Brian D. Finn, W’82, is rejoining Credit Suisse First Boston as the third member of its new office of the chairman, which already included CEO John Mack and chairman Stephen Volk. In his new position, Finn will focus on investment banking and private equity (The Daily Deal, 3/27/02).
Alain Levy, WG’72, was profiled in an article on his recent appointment as the man to turn around troubled music company EMI. Levy has spent his entire career in the music business, including a stint as president of PolyGram, which he grew into the largest and most profitable music company prior to its takeover by Seagram in 1998 (Independent-London, 3/21/02).
George Weiss, W’65, was recently interviewed on the Oprah Winfrey Show about his foundation, “Say Yes to Education,” which provides college tuition to disadvantaged children (3/14/02).
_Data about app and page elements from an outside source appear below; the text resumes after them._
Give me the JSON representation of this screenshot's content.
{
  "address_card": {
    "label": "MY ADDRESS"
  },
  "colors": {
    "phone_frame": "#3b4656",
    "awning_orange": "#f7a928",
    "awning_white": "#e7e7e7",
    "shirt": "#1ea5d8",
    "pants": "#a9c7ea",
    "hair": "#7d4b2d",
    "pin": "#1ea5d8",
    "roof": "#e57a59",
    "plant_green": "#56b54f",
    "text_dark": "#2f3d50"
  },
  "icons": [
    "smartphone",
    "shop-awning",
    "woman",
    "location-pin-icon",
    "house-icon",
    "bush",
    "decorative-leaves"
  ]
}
F. Gary Garczynski, W’68, was elected president of the 205,000-member National Association of Home Builders. Garczynski is president of National Capital Land and Development Co., which develops about 300 unfinished lots each year for some of the Northern Virginia area’s largest builders (Washington Times, 3/8/02).
G. Michael Sievert, W’91, has been named executive vice president and chief marketing officer at AT&T Wireless. Prior to joining AT&T, Sievert served as chief marketing and sales officer at E*Trade Group, Inc. (Business Wire, 3/7/02).
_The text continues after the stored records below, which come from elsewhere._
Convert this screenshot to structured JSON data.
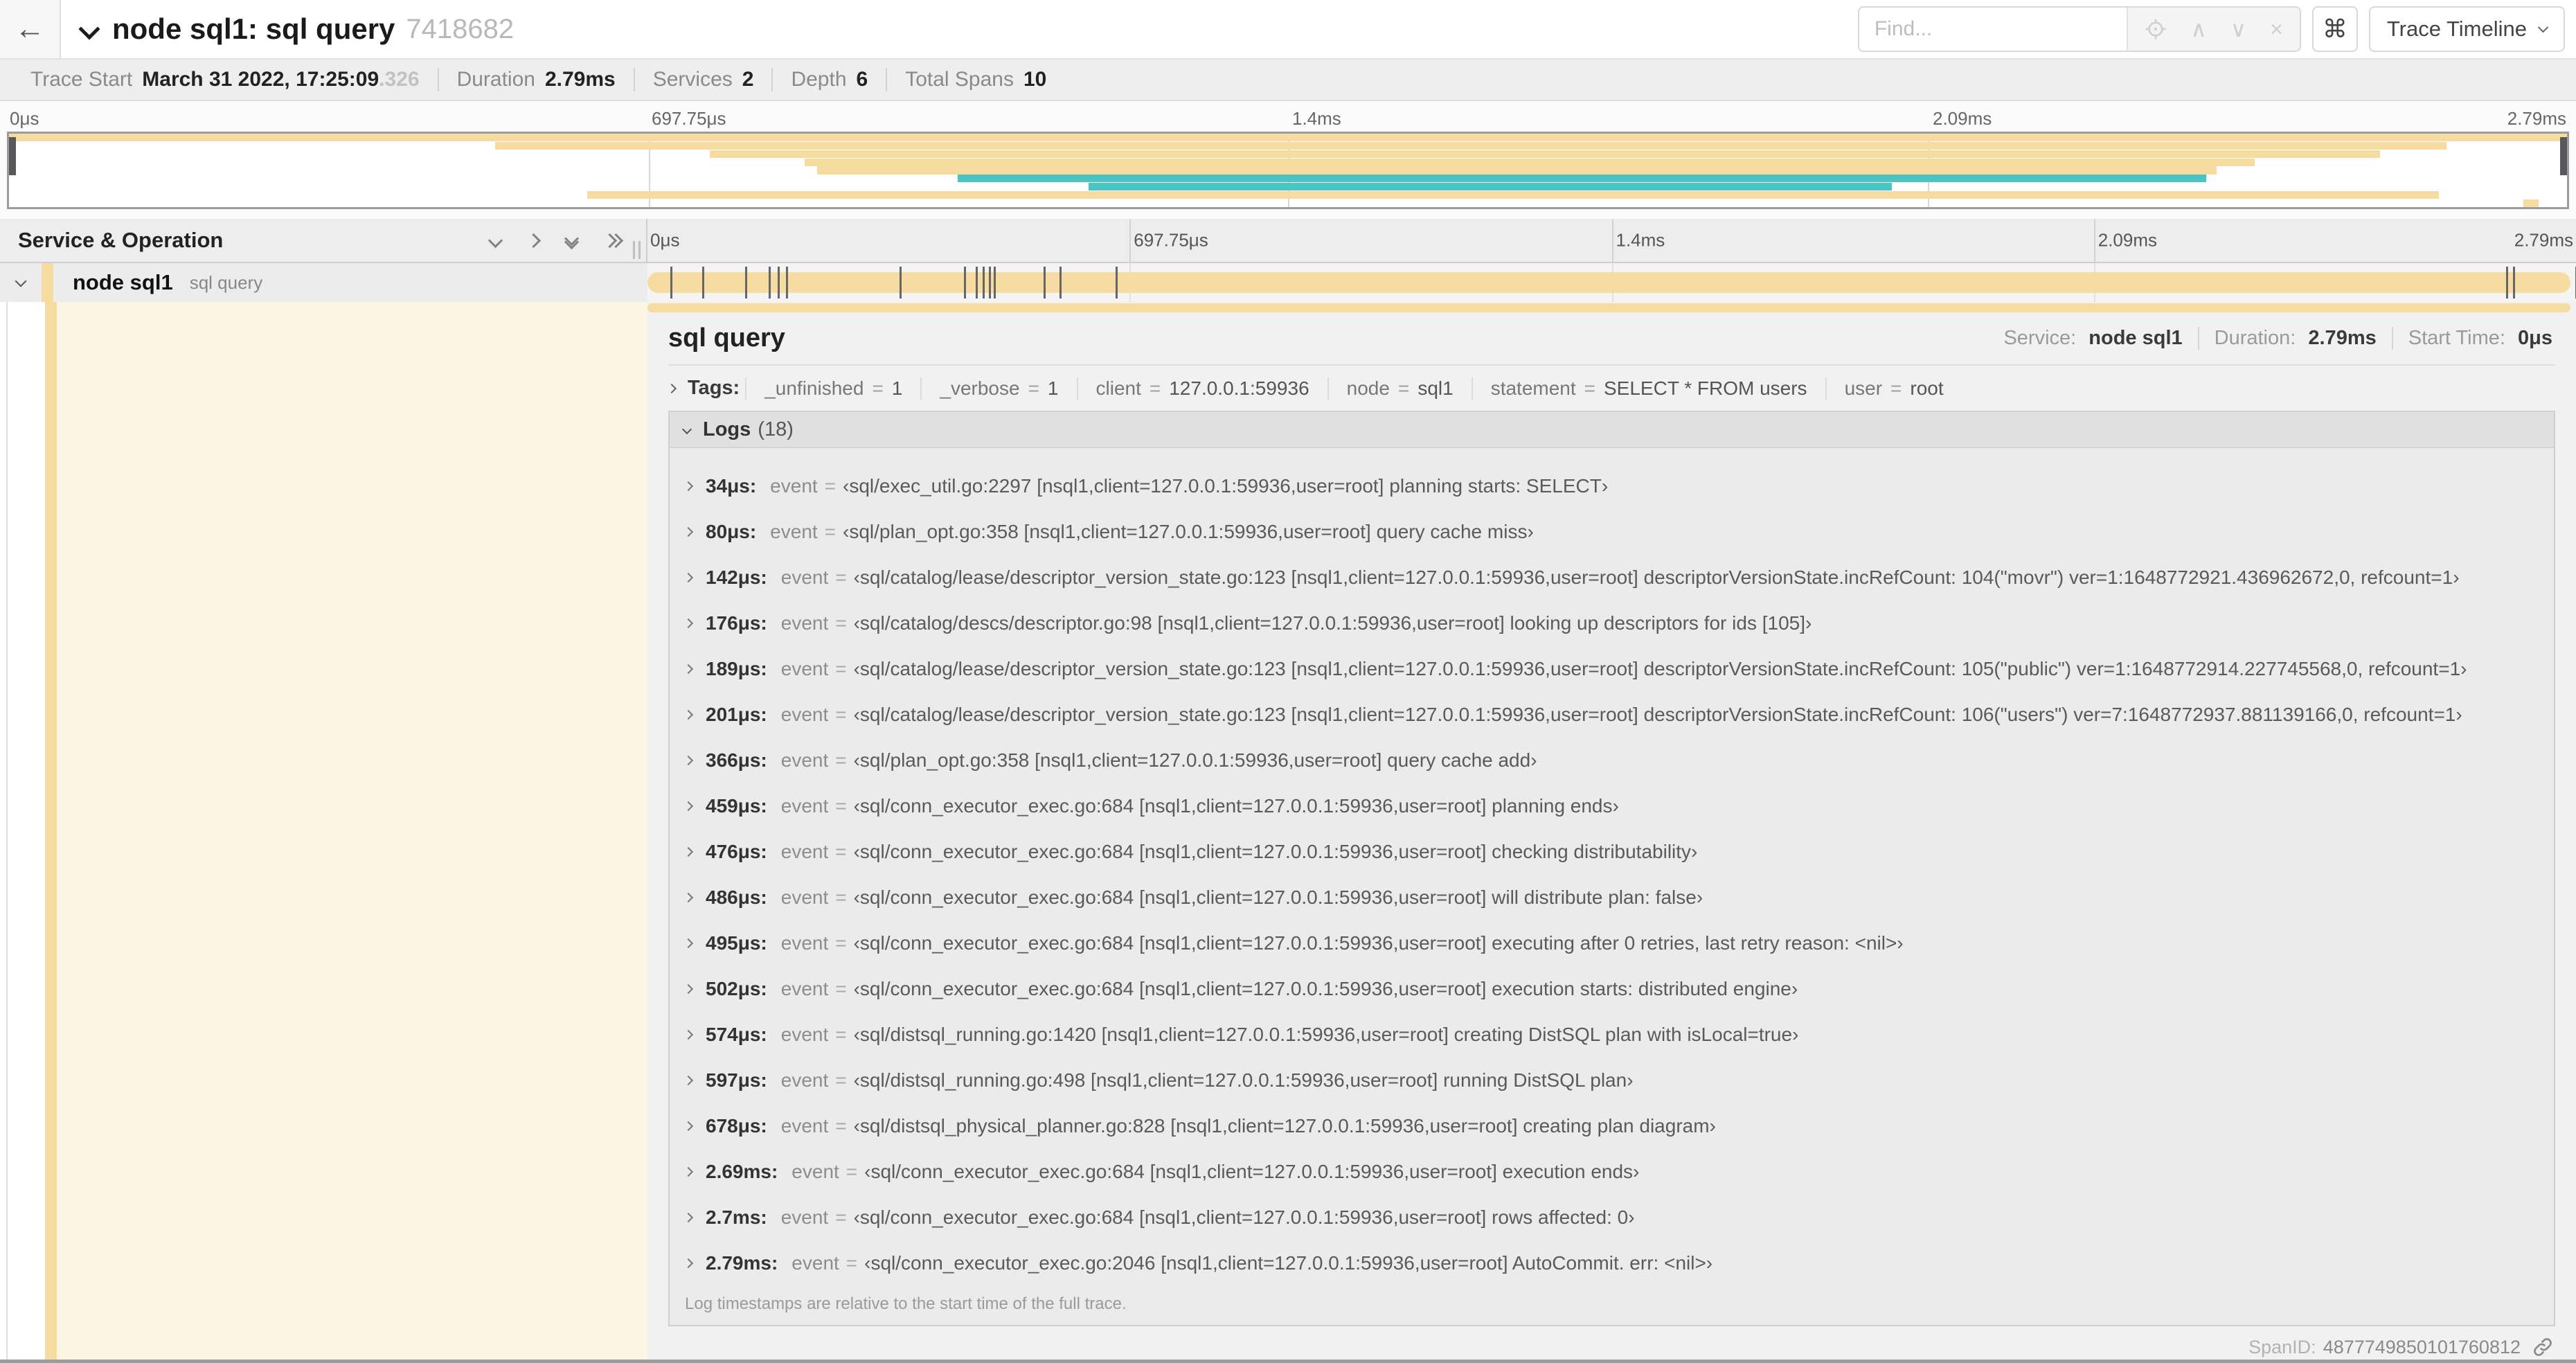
{
  "colors": {
    "tan": "#f7dca2",
    "teal": "#4ac4c0"
  },
  "header": {
    "back_icon": "←",
    "title": "node sql1: sql query",
    "trace_id": "7418682",
    "find_placeholder": "Find...",
    "prev_icon": "∧",
    "next_icon": "∨",
    "clear_icon": "×",
    "shortcut_icon": "⌘",
    "view_selector_label": "Trace Timeline"
  },
  "summary": {
    "items": [
      {
        "label": "Trace Start",
        "value": "March 31 2022, 17:25:09",
        "suffix": ".326"
      },
      {
        "label": "Duration",
        "value": "2.79ms",
        "suffix": ""
      },
      {
        "label": "Services",
        "value": "2",
        "suffix": ""
      },
      {
        "label": "Depth",
        "value": "6",
        "suffix": ""
      },
      {
        "label": "Total Spans",
        "value": "10",
        "suffix": ""
      }
    ]
  },
  "timeline": {
    "ticks": [
      "0μs",
      "697.75μs",
      "1.4ms",
      "2.09ms",
      "2.79ms"
    ],
    "col_header": "Service & Operation"
  },
  "minimap": {
    "spans": [
      {
        "row": 0,
        "start_pct": 0,
        "end_pct": 100,
        "color": "tan"
      },
      {
        "row": 1,
        "start_pct": 19,
        "end_pct": 95.3,
        "color": "tan"
      },
      {
        "row": 2,
        "start_pct": 27.4,
        "end_pct": 92.7,
        "color": "tan"
      },
      {
        "row": 3,
        "start_pct": 31.1,
        "end_pct": 87.8,
        "color": "tan"
      },
      {
        "row": 4,
        "start_pct": 31.6,
        "end_pct": 86.3,
        "color": "tan"
      },
      {
        "row": 5,
        "start_pct": 37.1,
        "end_pct": 85.9,
        "color": "teal"
      },
      {
        "row": 6,
        "start_pct": 42.2,
        "end_pct": 73.6,
        "color": "teal"
      },
      {
        "row": 7,
        "start_pct": 22.6,
        "end_pct": 95.0,
        "color": "tan"
      },
      {
        "row": 8,
        "start_pct": 98.3,
        "end_pct": 98.9,
        "color": "tan"
      }
    ]
  },
  "span_row": {
    "service": "node sql1",
    "operation": "sql query",
    "total_us": 2790,
    "event_times_us": [
      34,
      80,
      142,
      176,
      189,
      201,
      366,
      459,
      476,
      486,
      495,
      502,
      574,
      597,
      678,
      2690,
      2700,
      2790
    ]
  },
  "misc": {
    "eq": "=",
    "event_key": "event"
  },
  "detail": {
    "title": "sql query",
    "overview": [
      {
        "label": "Service:",
        "value": "node sql1"
      },
      {
        "label": "Duration:",
        "value": "2.79ms"
      },
      {
        "label": "Start Time:",
        "value": "0μs"
      }
    ],
    "tags_label": "Tags:",
    "tags": [
      {
        "key": "_unfinished",
        "value": "1"
      },
      {
        "key": "_verbose",
        "value": "1"
      },
      {
        "key": "client",
        "value": "127.0.0.1:59936"
      },
      {
        "key": "node",
        "value": "sql1"
      },
      {
        "key": "statement",
        "value": "SELECT * FROM users"
      },
      {
        "key": "user",
        "value": "root"
      }
    ],
    "logs_label": "Logs",
    "logs_count": "(18)",
    "logs": [
      {
        "time": "34μs:",
        "value": "‹sql/exec_util.go:2297 [nsql1,client=127.0.0.1:59936,user=root] planning starts: SELECT›"
      },
      {
        "time": "80μs:",
        "value": "‹sql/plan_opt.go:358 [nsql1,client=127.0.0.1:59936,user=root] query cache miss›"
      },
      {
        "time": "142μs:",
        "value": "‹sql/catalog/lease/descriptor_version_state.go:123 [nsql1,client=127.0.0.1:59936,user=root] descriptorVersionState.incRefCount: 104(\"movr\") ver=1:1648772921.436962672,0, refcount=1›"
      },
      {
        "time": "176μs:",
        "value": "‹sql/catalog/descs/descriptor.go:98 [nsql1,client=127.0.0.1:59936,user=root] looking up descriptors for ids [105]›"
      },
      {
        "time": "189μs:",
        "value": "‹sql/catalog/lease/descriptor_version_state.go:123 [nsql1,client=127.0.0.1:59936,user=root] descriptorVersionState.incRefCount: 105(\"public\") ver=1:1648772914.227745568,0, refcount=1›"
      },
      {
        "time": "201μs:",
        "value": "‹sql/catalog/lease/descriptor_version_state.go:123 [nsql1,client=127.0.0.1:59936,user=root] descriptorVersionState.incRefCount: 106(\"users\") ver=7:1648772937.881139166,0, refcount=1›"
      },
      {
        "time": "366μs:",
        "value": "‹sql/plan_opt.go:358 [nsql1,client=127.0.0.1:59936,user=root] query cache add›"
      },
      {
        "time": "459μs:",
        "value": "‹sql/conn_executor_exec.go:684 [nsql1,client=127.0.0.1:59936,user=root] planning ends›"
      },
      {
        "time": "476μs:",
        "value": "‹sql/conn_executor_exec.go:684 [nsql1,client=127.0.0.1:59936,user=root] checking distributability›"
      },
      {
        "time": "486μs:",
        "value": "‹sql/conn_executor_exec.go:684 [nsql1,client=127.0.0.1:59936,user=root] will distribute plan: false›"
      },
      {
        "time": "495μs:",
        "value": "‹sql/conn_executor_exec.go:684 [nsql1,client=127.0.0.1:59936,user=root] executing after 0 retries, last retry reason: <nil>›"
      },
      {
        "time": "502μs:",
        "value": "‹sql/conn_executor_exec.go:684 [nsql1,client=127.0.0.1:59936,user=root] execution starts: distributed engine›"
      },
      {
        "time": "574μs:",
        "value": "‹sql/distsql_running.go:1420 [nsql1,client=127.0.0.1:59936,user=root] creating DistSQL plan with isLocal=true›"
      },
      {
        "time": "597μs:",
        "value": "‹sql/distsql_running.go:498 [nsql1,client=127.0.0.1:59936,user=root] running DistSQL plan›"
      },
      {
        "time": "678μs:",
        "value": "‹sql/distsql_physical_planner.go:828 [nsql1,client=127.0.0.1:59936,user=root] creating plan diagram›"
      },
      {
        "time": "2.69ms:",
        "value": "‹sql/conn_executor_exec.go:684 [nsql1,client=127.0.0.1:59936,user=root] execution ends›"
      },
      {
        "time": "2.7ms:",
        "value": "‹sql/conn_executor_exec.go:684 [nsql1,client=127.0.0.1:59936,user=root] rows affected: 0›"
      },
      {
        "time": "2.79ms:",
        "value": "‹sql/conn_executor_exec.go:2046 [nsql1,client=127.0.0.1:59936,user=root] AutoCommit. err: <nil>›"
      }
    ],
    "logs_note": "Log timestamps are relative to the start time of the full trace.",
    "spanid_label": "SpanID:",
    "spanid_value": "4877749850101760812"
  }
}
Michael D. DiCandilo, W’82, has been named senior vice president and CFO of Amerisource- Bergen Corporation, the largest pharmaceuticals services company in the U.S. dedicated solely to the pharmaceuticals supply chain (Business Wire, 3/4/02).
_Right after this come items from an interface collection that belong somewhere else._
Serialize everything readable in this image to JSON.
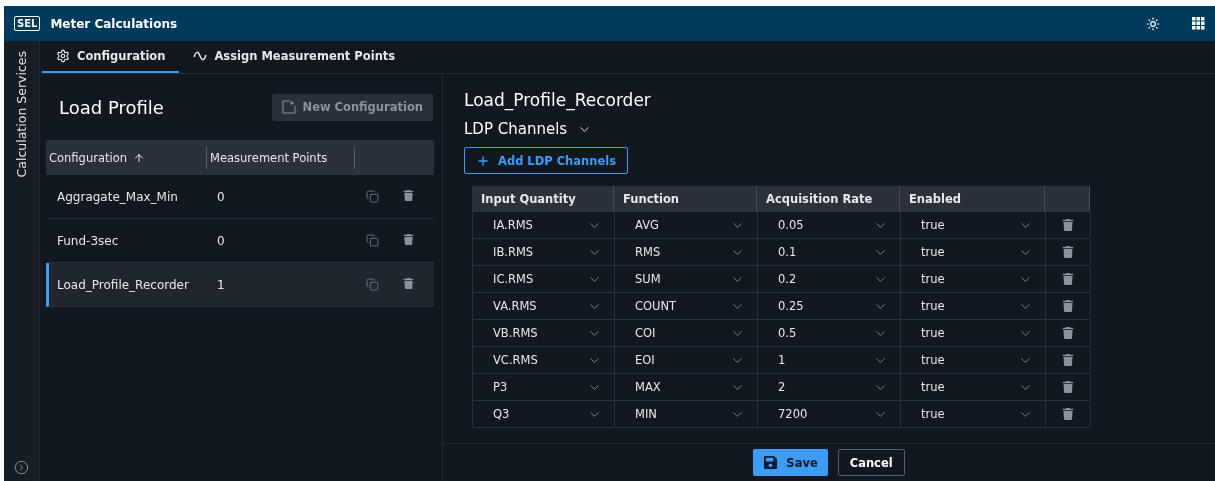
{
  "app": {
    "logo": "SEL",
    "title": "Meter Calculations"
  },
  "side_rail": {
    "label": "Calculation Services"
  },
  "tabs": [
    {
      "label": "Configuration",
      "selected": true,
      "kind": "gear"
    },
    {
      "label": "Assign Measurement Points",
      "selected": false,
      "kind": "wave"
    }
  ],
  "left": {
    "title": "Load Profile",
    "new_button": {
      "label": "New Configuration",
      "disabled": true
    },
    "columns": [
      "Configuration",
      "Measurement Points"
    ],
    "rows": [
      {
        "name": "Aggragate_Max_Min",
        "points": "0",
        "selected": false
      },
      {
        "name": "Fund-3sec",
        "points": "0",
        "selected": false
      },
      {
        "name": "Load_Profile_Recorder",
        "points": "1",
        "selected": true
      }
    ]
  },
  "right": {
    "title": "Load_Profile_Recorder",
    "section": {
      "label": "LDP Channels",
      "expanded": true
    },
    "add_button": "Add LDP Channels",
    "columns": [
      "Input Quantity",
      "Function",
      "Acquisition Rate",
      "Enabled"
    ],
    "rows": [
      {
        "input": "IA.RMS",
        "function": "AVG",
        "rate": "0.05",
        "enabled": "true"
      },
      {
        "input": "IB.RMS",
        "function": "RMS",
        "rate": "0.1",
        "enabled": "true"
      },
      {
        "input": "IC.RMS",
        "function": "SUM",
        "rate": "0.2",
        "enabled": "true"
      },
      {
        "input": "VA.RMS",
        "function": "COUNT",
        "rate": "0.25",
        "enabled": "true"
      },
      {
        "input": "VB.RMS",
        "function": "COI",
        "rate": "0.5",
        "enabled": "true"
      },
      {
        "input": "VC.RMS",
        "function": "EOI",
        "rate": "1",
        "enabled": "true"
      },
      {
        "input": "P3",
        "function": "MAX",
        "rate": "2",
        "enabled": "true"
      },
      {
        "input": "Q3",
        "function": "MIN",
        "rate": "7200",
        "enabled": "true"
      }
    ]
  },
  "footer": {
    "save": "Save",
    "cancel": "Cancel"
  }
}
Roland Wolfram, WG’86, has been promoted to corporate vice president of global operations and technology at Nike. In his new position, Wolfram will manage Nike’s global operations at the point of product development through to customer delivery and will ensure coordination of the supply chain’s influence in footwear, apparel, and equipment (PR Newswire, 2/20/02).
William T. Tolley, WG’84, has been appointed as senior vice president and CFO of Hubbell Incorporated, an international manufacturer of quality electrical and electronic products for commercial, industrial, utility, and telecommunications markets. Prior to joining Hubbell, Tolley served as senior vice president and CFO of Chesapeake Corporation (Business Wire, 2/19/02).
Jack Stahl, WG’77, has joined cosmetics maker Revlon, Inc., as CEO. Stahl has spent his entire career at Coca-Cola Co., having resigned last March as the firm’s No. 2 executive seeking to explore other career interests and opportunities (Reuters English News Service, 2/19/02).